An Italian immigrant named Luigi Del Bianco is being denied credit by the federal government for having worked as the chief carver of the Mount Rushmore National Memorial from 1933 through 1940.
Del Bianco, who died on January 20, 1969 of accelerated silicosis, which he got from never having worn a mask while working at the monument, was an immigrant from the Italian Province of Pordenone who was tasked with giving the four presidential faces their “refinement of expression” by no less than Rushmore sculptor and designer Gutzon Borglum.
Borglum’s own letters in the Manuscript Division of the Library of Congress clearly attests to Del Bianco’s importance. In one of these letters, dated July 30, 1935, Borglum specifically refers to him as the chief carver.

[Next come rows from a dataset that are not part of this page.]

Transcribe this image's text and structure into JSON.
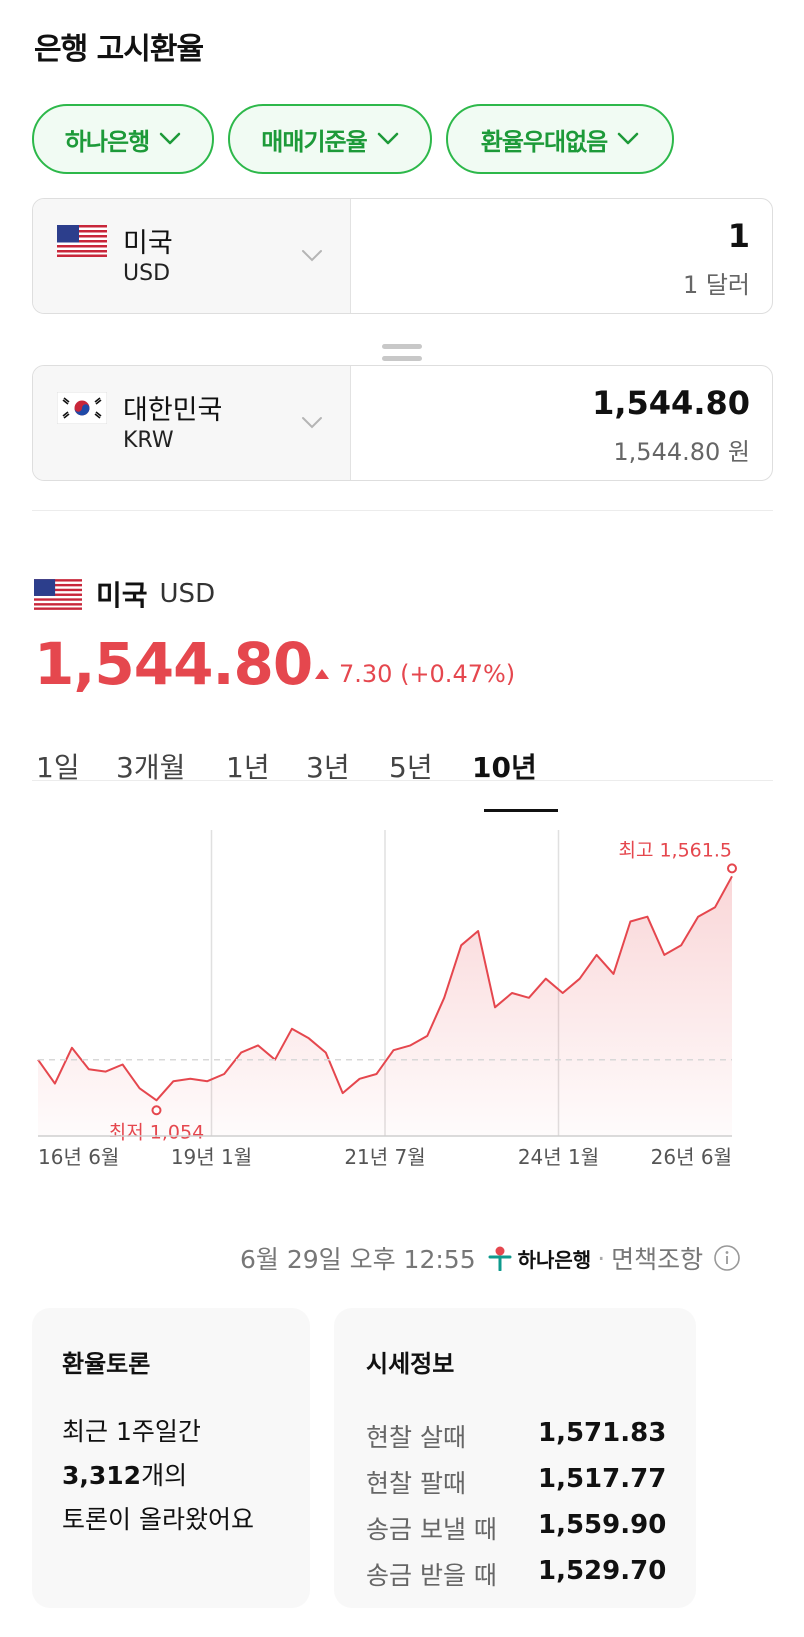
{
  "page_title": "은행 고시환율",
  "filters": [
    {
      "label": "하나은행"
    },
    {
      "label": "매매기준율"
    },
    {
      "label": "환율우대없음"
    }
  ],
  "from": {
    "country": "미국",
    "code": "USD",
    "amount": "1",
    "amount_text": "1 달러"
  },
  "to": {
    "country": "대한민국",
    "code": "KRW",
    "amount": "1,544.80",
    "amount_text": "1,544.80 원"
  },
  "summary": {
    "country": "미국",
    "code": "USD",
    "price": "1,544.80",
    "change": "7.30 (+0.47%)"
  },
  "tabs": [
    "1일",
    "3개월",
    "1년",
    "3년",
    "5년",
    "10년"
  ],
  "active_tab": "10년",
  "chart_data": {
    "type": "area",
    "x_tick_labels": [
      "16년 6월",
      "19년 1월",
      "21년 7월",
      "24년 1월",
      "26년 6월"
    ],
    "x": [
      "16-06",
      "16-09",
      "16-12",
      "17-03",
      "17-06",
      "17-09",
      "17-12",
      "18-03",
      "18-06",
      "18-09",
      "18-12",
      "19-03",
      "19-06",
      "19-09",
      "19-12",
      "20-03",
      "20-06",
      "20-09",
      "20-12",
      "21-03",
      "21-06",
      "21-09",
      "21-12",
      "22-03",
      "22-06",
      "22-09",
      "22-10",
      "22-12",
      "23-03",
      "23-06",
      "23-09",
      "23-12",
      "24-03",
      "24-06",
      "24-09",
      "24-12",
      "25-03",
      "25-06",
      "25-09",
      "25-12",
      "26-03",
      "26-06"
    ],
    "y": [
      1160,
      1110,
      1185,
      1140,
      1135,
      1150,
      1100,
      1075,
      1115,
      1120,
      1115,
      1130,
      1175,
      1190,
      1160,
      1225,
      1205,
      1175,
      1090,
      1120,
      1130,
      1180,
      1190,
      1210,
      1290,
      1400,
      1430,
      1270,
      1300,
      1290,
      1330,
      1300,
      1330,
      1380,
      1340,
      1450,
      1460,
      1380,
      1400,
      1460,
      1480,
      1544.8
    ],
    "max_label": "최고 1,561.5",
    "min_label": "최저 1,054",
    "max": 1561.5,
    "min": 1054,
    "ylim": [
      1000,
      1600
    ],
    "grid": "vertical",
    "color": "#e5474e"
  },
  "meta": {
    "timestamp": "6월 29일 오후 12:55",
    "bank": "하나은행",
    "disclaimer": "면책조항"
  },
  "discussion": {
    "title": "환율토론",
    "line1": "최근 1주일간",
    "count": "3,312",
    "count_suffix": "개의",
    "line3": "토론이 올라왔어요"
  },
  "rates": {
    "title": "시세정보",
    "rows": [
      {
        "label": "현찰 살때",
        "value": "1,571.83"
      },
      {
        "label": "현찰 팔때",
        "value": "1,517.77"
      },
      {
        "label": "송금 보낼 때",
        "value": "1,559.90"
      },
      {
        "label": "송금 받을 때",
        "value": "1,529.70"
      }
    ]
  },
  "colors": {
    "accent_green": "#2db84a",
    "price_red": "#e5474e"
  }
}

But that’s not enough to satisfy the folks at the National Parks Service (NPS), which is a branch of the United States Department of the Interior.

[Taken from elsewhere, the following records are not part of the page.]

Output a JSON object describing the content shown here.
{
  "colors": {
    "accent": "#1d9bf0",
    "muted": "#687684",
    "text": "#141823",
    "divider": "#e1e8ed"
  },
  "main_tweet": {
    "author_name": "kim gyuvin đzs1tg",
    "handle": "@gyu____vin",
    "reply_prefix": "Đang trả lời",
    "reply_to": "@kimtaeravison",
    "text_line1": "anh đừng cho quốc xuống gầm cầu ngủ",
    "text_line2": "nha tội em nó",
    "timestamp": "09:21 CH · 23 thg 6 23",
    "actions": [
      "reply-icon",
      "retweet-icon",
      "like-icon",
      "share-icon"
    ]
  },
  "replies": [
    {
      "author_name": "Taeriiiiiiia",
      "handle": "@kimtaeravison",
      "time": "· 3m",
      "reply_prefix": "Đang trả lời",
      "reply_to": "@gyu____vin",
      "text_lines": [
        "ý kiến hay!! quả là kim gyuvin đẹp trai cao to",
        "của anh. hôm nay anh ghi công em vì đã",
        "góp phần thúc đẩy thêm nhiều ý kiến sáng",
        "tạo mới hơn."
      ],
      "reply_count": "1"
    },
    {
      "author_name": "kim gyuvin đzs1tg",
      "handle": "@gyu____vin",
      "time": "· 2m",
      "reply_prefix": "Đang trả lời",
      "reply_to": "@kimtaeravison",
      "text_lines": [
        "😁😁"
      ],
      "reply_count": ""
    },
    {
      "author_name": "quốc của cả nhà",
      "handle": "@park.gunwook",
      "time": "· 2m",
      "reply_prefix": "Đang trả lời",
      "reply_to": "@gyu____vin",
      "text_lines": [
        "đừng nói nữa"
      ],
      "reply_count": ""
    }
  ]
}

“I have seen the letter in which Borglum refers to Del Bianco as chief carver,” Maureen McGee Ballinger, of the NPS, reportedly said recently. “But I consider Gutzon Borglum the chief carver.”
Del Bianco? He was just one of the workers under Borglum, says the NPS.
The policy of the Parks Service is that all 400 individuals who worked at the monument from 1927 through 1941 receive the same credit, irrespective of their jobs. While that’s very egalitarian, it also presupposes that the man who ran the elevator lift was as important as Del Bianco.
The Parks Service is clearly dropping the ball here. They could be telling this great narrative about an Italian American immigrant who in 1929 became a citizen of this country who was the chief carver on what is arguably the most iconic landmark in this country. Instead, the Park Service continues to recognize only Borglum for his work at the monument
Listen, nobody is asking anyone to forget Gutzon Borglum. Without him, there would be no Mount Rushmore. But the Park Service doesn’t have any formal rules or regulations in place about the monument. This isn’t the Internal Revenue Service, which has tax codes aplenty. Ballinger is making a completely arbitrary and capricious decision as to the reason the agency is not recognizing Del Bianco as the chief carver.
In my opinion, there simply is no legitimate reason not to give Del Bianco the credit he so richly deserves.
Douglas J. Gladstone is a magazine writer and author from Wilton. His book “Carving a Niche for Himself; The Untold Story of Luigi Del Bianco and Mount Rushmore”, was published by Bordighera Press.